It would be a terrible thing, she said. During a period of economic downtown, you do not want to put an additional burden on consumption. It would deepen and prolong the current recession.
Bernstein added that consumer spending is already down, and that the retail sector lost about 550,000 jobs last year and another 150,000 jobs in the first quarter of 2009.
This would not be a good thing for the economy as a whole or for our industry, she said. The concept of a value-added tax or national sales tax comes up every few years. You need to keep educating policymakers. You cant just ignore it.
Norquist said his group is working to re-energize a Congressional Anti-VAT Caucus. Our goal would be to get 100-plus Congressmen and dozens of Senators, Norquist said in an interview. This is going to be a major issue in 2010 and 2012.
In his letter to Members, Norquist referenced a Washington Post article from last week and wrote that, President Obama and Congressional Democrats have proposed a series of tax hikes on the American people to pay for government-run health care. ... I am writing you today to give you the opportunity to join the pro-taxpayer, Anti-VAT caucus.

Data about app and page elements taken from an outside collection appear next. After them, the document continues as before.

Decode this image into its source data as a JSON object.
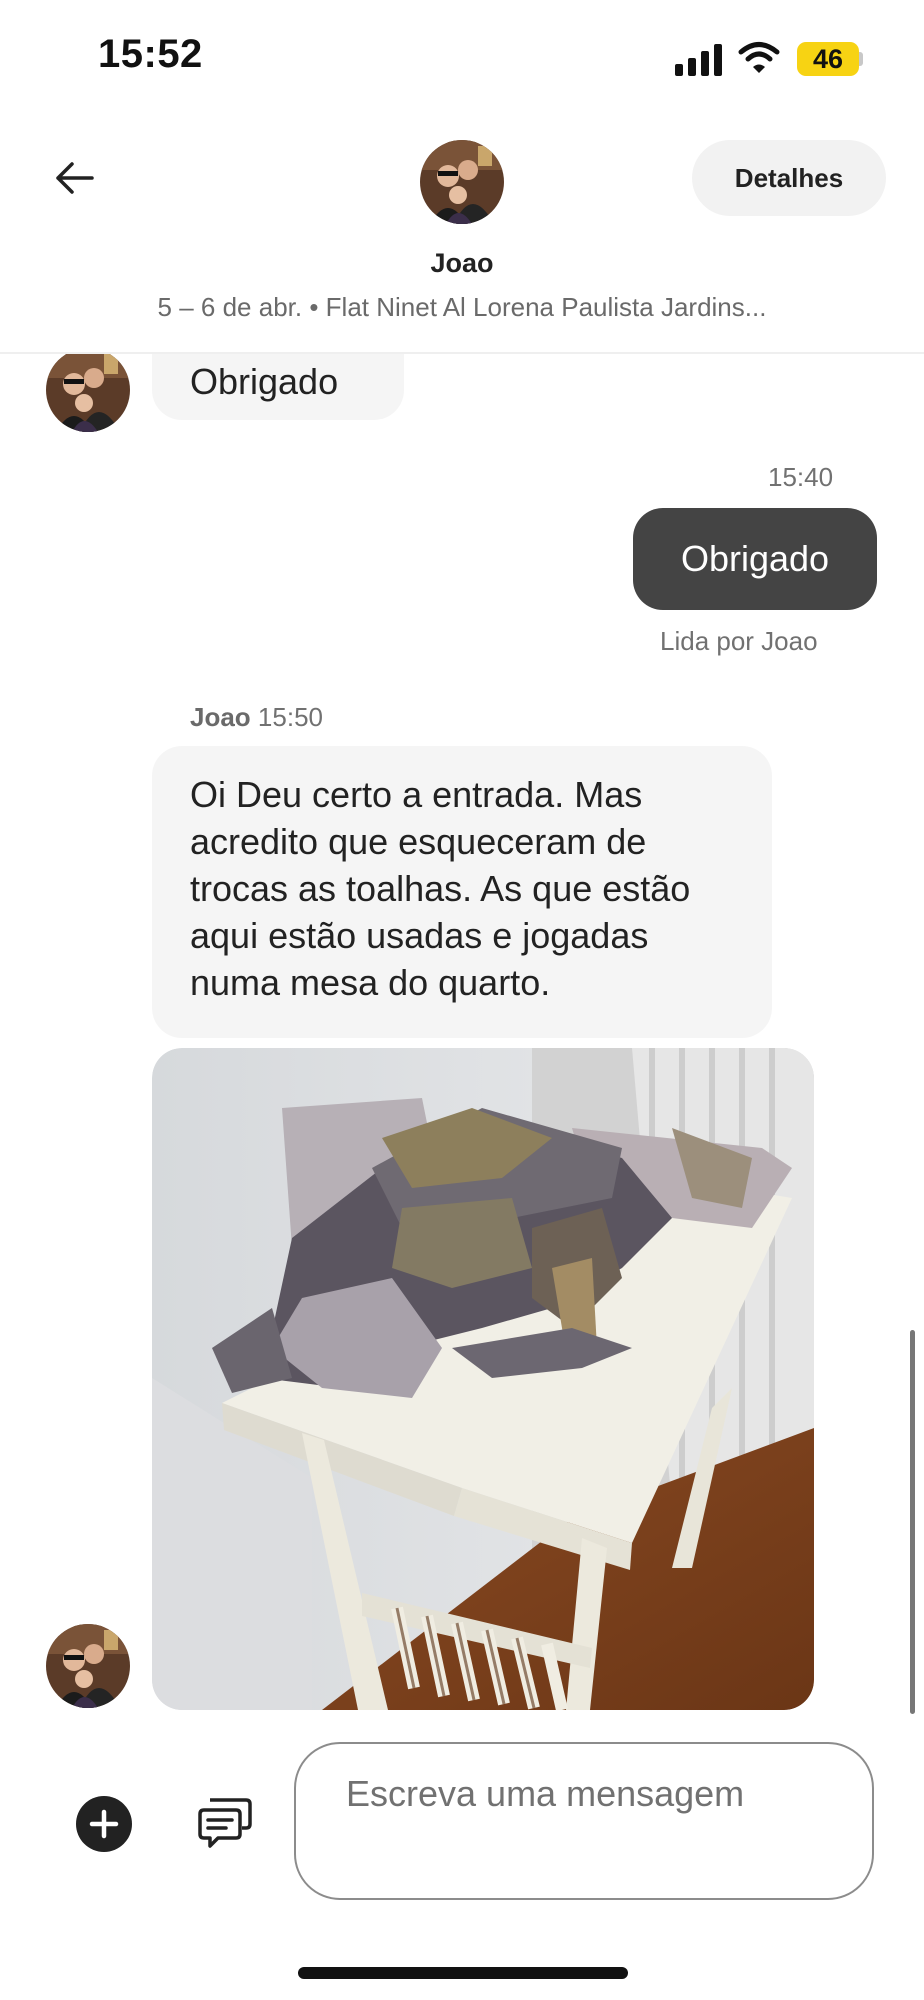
{
  "status_bar": {
    "time": "15:52",
    "battery": "46",
    "icons": [
      "signal-icon",
      "wifi-icon"
    ],
    "battery_color": "#f7d313"
  },
  "header": {
    "back_icon": "arrow-left-icon",
    "name": "Joao",
    "subtitle": "5 – 6 de abr. • Flat Ninet Al Lorena Paulista Jardins...",
    "details_label": "Detalhes"
  },
  "messages": [
    {
      "direction": "in",
      "text": "Obrigado"
    },
    {
      "direction": "out",
      "time": "15:40",
      "text": "Obrigado",
      "receipt": "Lida por Joao"
    },
    {
      "direction": "in",
      "sender": "Joao",
      "time": "15:50",
      "text": "Oi Deu certo a entrada. Mas acredito que esqueceram de trocas as toalhas. As que estão aqui estão usadas e jogadas numa mesa do quarto."
    }
  ],
  "composer": {
    "placeholder": "Escreva uma mensagem",
    "icons": [
      "plus-icon",
      "quick-replies-icon"
    ]
  },
  "colors": {
    "outgoing_bubble": "#444444",
    "incoming_bubble": "#f5f5f5",
    "text_primary": "#222222",
    "text_secondary": "#717171"
  }
}
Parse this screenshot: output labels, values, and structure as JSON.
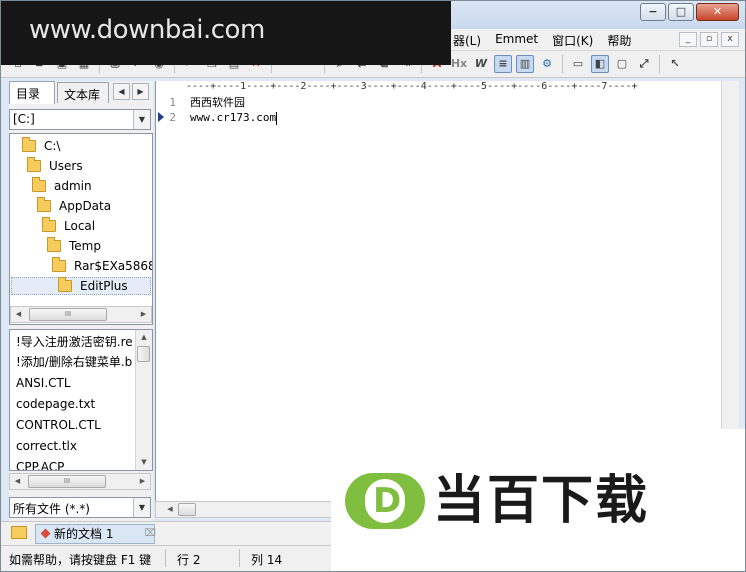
{
  "window": {
    "minimize_glyph": "−",
    "maximize_glyph": "□",
    "close_glyph": "✕"
  },
  "watermark": {
    "text": "www.downbai.com"
  },
  "menubar": {
    "items": [
      "器(L)",
      "Emmet",
      "窗口(K)",
      "帮助"
    ],
    "mdi": [
      "_",
      "▫",
      "x"
    ]
  },
  "left_panel": {
    "tabs": [
      "目录",
      "文本库"
    ],
    "drive": "[C:]",
    "tree": [
      "C:\\",
      "Users",
      "admin",
      "AppData",
      "Local",
      "Temp",
      "Rar$EXa5868",
      "EditPlus"
    ],
    "files": [
      "!导入注册激活密钥.re",
      "!添加/删除右键菜单.b",
      "ANSI.CTL",
      "codepage.txt",
      "CONTROL.CTL",
      "correct.tlx",
      "CPP.ACP"
    ],
    "filter": "所有文件 (*.*)",
    "scroll_thumb": "III"
  },
  "editor": {
    "ruler": "----+----1----+----2----+----3----+----4----+----5----+----6----+----7----+",
    "line_numbers": [
      "1",
      "2"
    ],
    "lines": [
      "西西软件园",
      "www.cr173.com"
    ]
  },
  "doc_tab": {
    "label": "新的文档 1",
    "close": "⌧"
  },
  "status": {
    "help": "如需帮助，请按键盘 F1 键",
    "row": "行 2",
    "col": "列 14"
  },
  "logo": {
    "letter": "D",
    "text": "当百下载",
    "color": "#7fbe3e"
  }
}
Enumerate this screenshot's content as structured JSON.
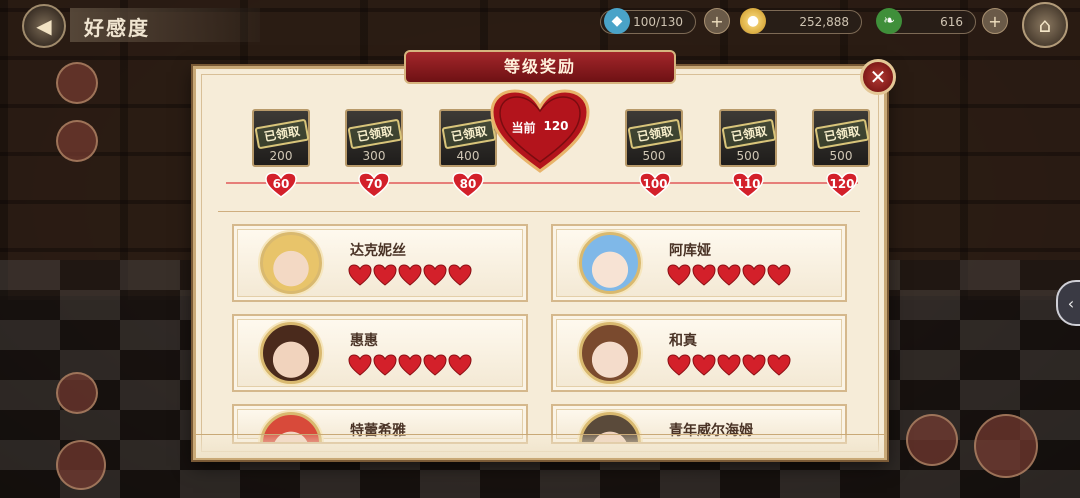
{
  "hud": {
    "title": "好感度",
    "stamina": "100/130",
    "gold": "252,888",
    "gems": "616",
    "back_icon": "back-arrow-icon",
    "home_icon": "home-icon"
  },
  "panel": {
    "title": "等级奖励",
    "close_icon": "close-x-icon",
    "current_label": "当前",
    "current_value": "120"
  },
  "rewards": [
    {
      "status": "已领取",
      "amount": "200"
    },
    {
      "status": "已领取",
      "amount": "300"
    },
    {
      "status": "已领取",
      "amount": "400"
    },
    {
      "status": "已领取",
      "amount": "500"
    },
    {
      "status": "已领取",
      "amount": "500"
    },
    {
      "status": "已领取",
      "amount": "500"
    }
  ],
  "levels": [
    "60",
    "70",
    "80",
    "100",
    "110",
    "120"
  ],
  "characters": [
    {
      "name": "达克妮丝",
      "hearts": 5,
      "avatar_color": "#e8c46a"
    },
    {
      "name": "阿库娅",
      "hearts": 5,
      "avatar_color": "#7fb8e8"
    },
    {
      "name": "惠惠",
      "hearts": 5,
      "avatar_color": "#6a3a2a"
    },
    {
      "name": "和真",
      "hearts": 5,
      "avatar_color": "#7a4a2e"
    },
    {
      "name": "特蕾希雅",
      "hearts": 0,
      "avatar_color": "#d84a3a"
    },
    {
      "name": "青年威尔海姆",
      "hearts": 0,
      "avatar_color": "#5a4a3a"
    }
  ],
  "colors": {
    "heart_red": "#d3202a",
    "header_red": "#8c1b1f",
    "panel_bg": "#f6ecd8",
    "gold_border": "#c9a977"
  }
}
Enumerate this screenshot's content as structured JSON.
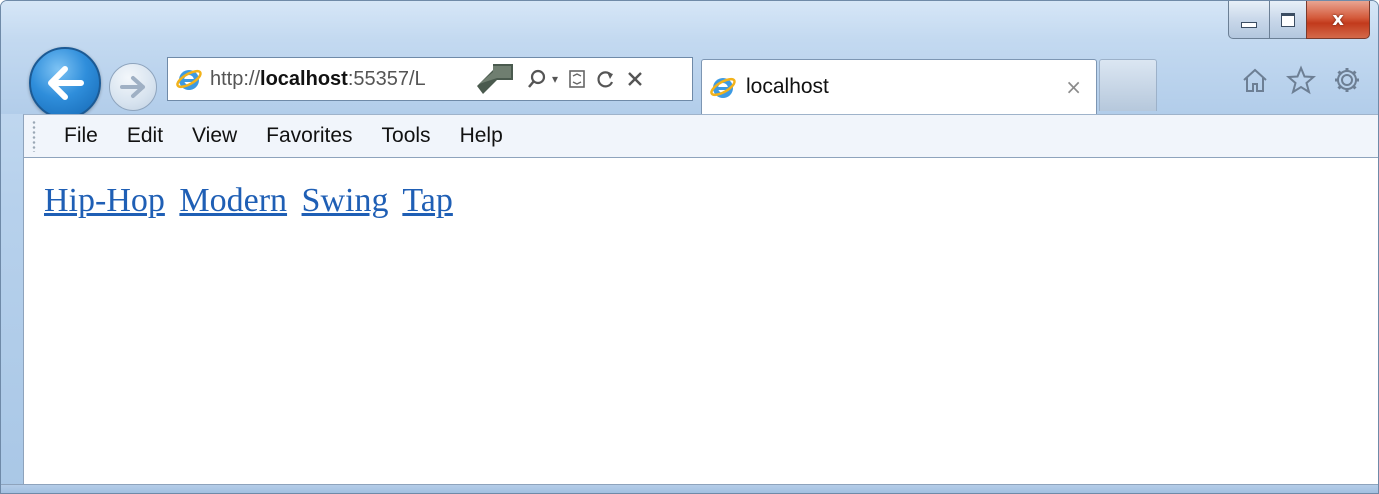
{
  "window": {
    "controls": {
      "minimize": "minimize-icon",
      "maximize": "maximize-icon",
      "close": "x"
    }
  },
  "nav": {
    "back": "back-arrow-icon",
    "forward": "forward-arrow-icon"
  },
  "address": {
    "prefix": "http://",
    "host": "localhost",
    "rest": ":55357/L",
    "icons": [
      "search-icon",
      "dropdown-arrow-icon",
      "compatibility-icon",
      "refresh-icon",
      "stop-icon"
    ]
  },
  "tab": {
    "title": "localhost",
    "close": "×"
  },
  "toolbar_icons": [
    "home-icon",
    "favorites-star-icon",
    "settings-gear-icon"
  ],
  "menu": {
    "items": [
      "File",
      "Edit",
      "View",
      "Favorites",
      "Tools",
      "Help"
    ]
  },
  "page": {
    "links": [
      "Hip-Hop",
      "Modern",
      "Swing",
      "Tap"
    ]
  },
  "colors": {
    "link": "#1f5fb5",
    "chrome": "#b7d1ec",
    "close_button": "#c23a1c"
  }
}
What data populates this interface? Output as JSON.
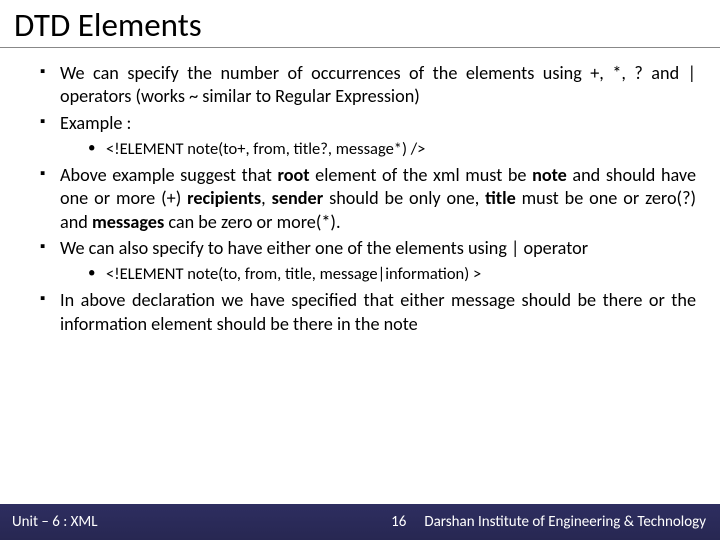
{
  "title": "DTD Elements",
  "bullets": {
    "b1": "We can specify the number of occurrences of the elements using +, *, ? and | operators (works ~ similar to Regular Expression)",
    "b2": "Example :",
    "c2a": "<!ELEMENT note(to+, from, title?, message*) />",
    "b3_pre": "Above example suggest that ",
    "b3_root": "root",
    "b3_mid1": " element of the xml must be ",
    "b3_note": "note",
    "b3_mid2": " and should have one or more (+) ",
    "b3_recip": "recipients",
    "b3_mid3": ", ",
    "b3_sender": "sender",
    "b3_mid4": " should be only one, ",
    "b3_title": "title",
    "b3_mid5": " must be one or zero(?) and ",
    "b3_msg": "messages",
    "b3_end": " can be zero or more(*).",
    "b4": "We can also specify to have either one of the elements using | operator",
    "c4a": "<!ELEMENT note(to, from, title, message|information) >",
    "b5": "In above declaration we have specified that either message should be there or the information element should be there in the note"
  },
  "footer": {
    "left": "Unit – 6 : XML",
    "page": "16",
    "right": "Darshan Institute of Engineering & Technology"
  }
}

Norquist said one key is getting enough Congressional Democrats to join the Anti-VAT Caucus to send a message that such a proposal would be dead on arrival. Already, the caucus, according to Norquists group, includes some Democrats such as Rep. Frank Pallone (D-N.J.), but the vast majority of its 45 members are Republicans. They include Sens. John McCain (Ariz.) and Pat Roberts (Kan.), House Ways and Means ranking member Dave Camp (Mich.) and Reps. Bob Goodlatte (Va.) and Zach Wamp (Tenn.).
You want to get enough Democrats on, if you can, to get an absolute majority, Norquist said, or at least all of the Republicans, so it wont be bipartisan.
Former House Majority Leader Dick Armey (R-Texas) had been a co-chairman of the caucus while serving in Congress. Now he is a lobbyist with DLA Piper and chairman of FreedomWorks, and he is continuing the fight against the tax.